*** Task material ***
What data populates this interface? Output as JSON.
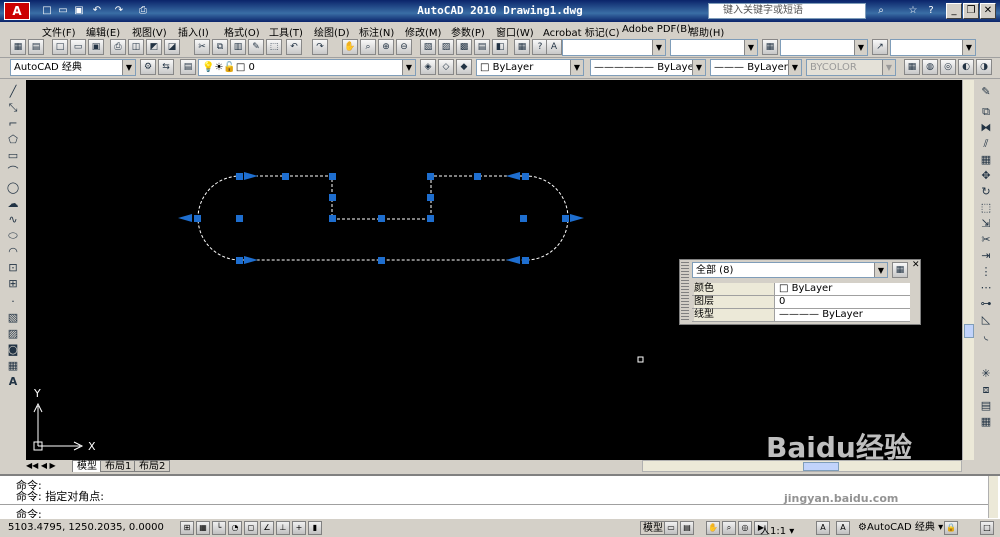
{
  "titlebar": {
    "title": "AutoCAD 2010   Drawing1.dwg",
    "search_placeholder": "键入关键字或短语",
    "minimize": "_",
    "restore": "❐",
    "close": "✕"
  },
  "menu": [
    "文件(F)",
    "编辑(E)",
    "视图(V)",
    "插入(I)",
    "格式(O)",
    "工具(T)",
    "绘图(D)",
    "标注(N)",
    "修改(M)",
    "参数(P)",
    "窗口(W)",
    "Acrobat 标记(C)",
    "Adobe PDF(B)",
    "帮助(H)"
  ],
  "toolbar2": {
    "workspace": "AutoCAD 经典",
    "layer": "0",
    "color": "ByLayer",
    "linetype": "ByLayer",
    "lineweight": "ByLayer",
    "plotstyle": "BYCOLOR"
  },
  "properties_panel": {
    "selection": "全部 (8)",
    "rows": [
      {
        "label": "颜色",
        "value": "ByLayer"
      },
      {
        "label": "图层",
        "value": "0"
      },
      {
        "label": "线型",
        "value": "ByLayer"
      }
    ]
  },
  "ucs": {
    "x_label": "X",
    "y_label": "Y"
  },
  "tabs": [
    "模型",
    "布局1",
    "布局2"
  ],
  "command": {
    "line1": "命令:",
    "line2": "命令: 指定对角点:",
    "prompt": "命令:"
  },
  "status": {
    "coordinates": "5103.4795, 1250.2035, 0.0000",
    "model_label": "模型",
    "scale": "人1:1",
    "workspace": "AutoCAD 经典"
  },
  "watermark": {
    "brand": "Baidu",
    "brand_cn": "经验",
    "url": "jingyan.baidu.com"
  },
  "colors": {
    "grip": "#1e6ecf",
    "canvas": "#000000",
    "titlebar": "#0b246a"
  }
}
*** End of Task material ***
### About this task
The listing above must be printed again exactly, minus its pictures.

### The answer
What data populates this interface? Output as JSON.
{
  "titlebar": {
    "title": "AutoCAD 2010   Drawing1.dwg",
    "search_placeholder": "键入关键字或短语",
    "minimize": "_",
    "restore": "❐",
    "close": "✕"
  },
  "menu": [
    "文件(F)",
    "编辑(E)",
    "视图(V)",
    "插入(I)",
    "格式(O)",
    "工具(T)",
    "绘图(D)",
    "标注(N)",
    "修改(M)",
    "参数(P)",
    "窗口(W)",
    "Acrobat 标记(C)",
    "Adobe PDF(B)",
    "帮助(H)"
  ],
  "toolbar2": {
    "workspace": "AutoCAD 经典",
    "layer": "0",
    "color": "ByLayer",
    "linetype": "ByLayer",
    "lineweight": "ByLayer",
    "plotstyle": "BYCOLOR"
  },
  "properties_panel": {
    "selection": "全部 (8)",
    "rows": [
      {
        "label": "颜色",
        "value": "ByLayer"
      },
      {
        "label": "图层",
        "value": "0"
      },
      {
        "label": "线型",
        "value": "ByLayer"
      }
    ]
  },
  "ucs": {
    "x_label": "X",
    "y_label": "Y"
  },
  "tabs": [
    "模型",
    "布局1",
    "布局2"
  ],
  "command": {
    "line1": "命令:",
    "line2": "命令: 指定对角点:",
    "prompt": "命令:"
  },
  "status": {
    "coordinates": "5103.4795, 1250.2035, 0.0000",
    "model_label": "模型",
    "scale": "人1:1",
    "workspace": "AutoCAD 经典"
  },
  "watermark": {
    "brand": "Baidu",
    "brand_cn": "经验",
    "url": "jingyan.baidu.com"
  },
  "colors": {
    "grip": "#1e6ecf",
    "canvas": "#000000",
    "titlebar": "#0b246a"
  }
}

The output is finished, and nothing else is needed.